This is my copy of Patti Smith’s Horses, battered but unbowed after 35 years.
The story behind the photo-shoot for the front cover lies at the heart of Just Kids, Patti Smith’s valediction for Robert Mapplethorpe.
In the unadorned but emotionally charged style which marks out the best of Smith’s music, she writes of her artistic and personal communion with the photographer: “I had no sense of how it would look, just that it should be true. The only thing I promised Robert was that I would wear a clean shirt with no stains on it.”
Smith selected a shirt bearing the monogram “RV” from a stack purchased from the Bowery branch of the Salvation Army. This brought to mind Brassaï’s 1947 portrait of Jean Genet and sparked her imagination that it might once have belonged to Roger Vadim.
That day in September 1975, Patti Smith snipped off the cuffs so that the shirt fitted underneath a black jacket she embellished with a horse pin given her by ex Allen Lanier.

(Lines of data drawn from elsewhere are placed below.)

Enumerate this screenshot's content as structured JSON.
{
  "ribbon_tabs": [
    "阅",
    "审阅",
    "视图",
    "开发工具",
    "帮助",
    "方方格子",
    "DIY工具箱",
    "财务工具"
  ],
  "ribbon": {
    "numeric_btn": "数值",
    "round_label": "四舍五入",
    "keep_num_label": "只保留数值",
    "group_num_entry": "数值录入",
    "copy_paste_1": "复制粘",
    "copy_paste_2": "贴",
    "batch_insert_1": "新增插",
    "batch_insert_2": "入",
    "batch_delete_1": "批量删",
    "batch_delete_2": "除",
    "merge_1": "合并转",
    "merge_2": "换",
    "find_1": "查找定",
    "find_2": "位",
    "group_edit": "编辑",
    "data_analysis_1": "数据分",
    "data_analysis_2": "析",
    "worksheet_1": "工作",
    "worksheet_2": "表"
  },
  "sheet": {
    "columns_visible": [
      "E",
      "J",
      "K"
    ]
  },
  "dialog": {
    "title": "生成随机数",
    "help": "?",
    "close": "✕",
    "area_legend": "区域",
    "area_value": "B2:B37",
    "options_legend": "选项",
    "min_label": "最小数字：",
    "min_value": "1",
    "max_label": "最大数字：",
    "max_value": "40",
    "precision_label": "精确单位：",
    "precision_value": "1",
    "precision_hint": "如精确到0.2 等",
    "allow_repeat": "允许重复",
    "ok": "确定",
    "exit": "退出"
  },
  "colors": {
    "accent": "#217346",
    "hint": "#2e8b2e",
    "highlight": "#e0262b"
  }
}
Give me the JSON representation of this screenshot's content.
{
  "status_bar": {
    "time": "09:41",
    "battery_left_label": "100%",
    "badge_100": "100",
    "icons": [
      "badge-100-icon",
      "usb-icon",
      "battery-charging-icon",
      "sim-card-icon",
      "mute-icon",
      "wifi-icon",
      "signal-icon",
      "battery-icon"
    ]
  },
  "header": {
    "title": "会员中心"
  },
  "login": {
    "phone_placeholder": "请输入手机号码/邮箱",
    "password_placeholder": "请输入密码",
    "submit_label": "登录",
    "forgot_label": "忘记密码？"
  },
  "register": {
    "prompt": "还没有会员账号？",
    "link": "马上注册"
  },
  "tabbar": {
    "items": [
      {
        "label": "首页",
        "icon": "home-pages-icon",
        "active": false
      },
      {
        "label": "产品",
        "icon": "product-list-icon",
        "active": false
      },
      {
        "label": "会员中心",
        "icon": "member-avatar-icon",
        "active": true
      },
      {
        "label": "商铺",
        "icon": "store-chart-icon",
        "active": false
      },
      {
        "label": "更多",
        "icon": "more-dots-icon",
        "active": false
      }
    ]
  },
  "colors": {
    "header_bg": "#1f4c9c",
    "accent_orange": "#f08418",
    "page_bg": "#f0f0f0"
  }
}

This was matched with black peg trousers, white lisle socks and black Capezios.
She and Mapplethorpe waited for the sky to clear in the late afternoon over grits and eggs at the Pink Tea Cup, and then took off for (their friend and his lover) Sam Wagstaff’s penthouse apartment at One Fifth Avenue
“I had my look in mind. He had his light in mind. That is all.”
Smith’s account reveals the degree of self-awareness in operation: “I flung my jacket over my shoulder, Frank Sinatra style. I was full of references. He was full of light and shadow.”
Mapplethorpe shot 12 frames. “Within a few days he showed me the contact sheet. ‘This one has the magic,’ he said.
“When I look at it now, I never see me. I see us.”
Visit The Robert Mapplethorpe Foundation here.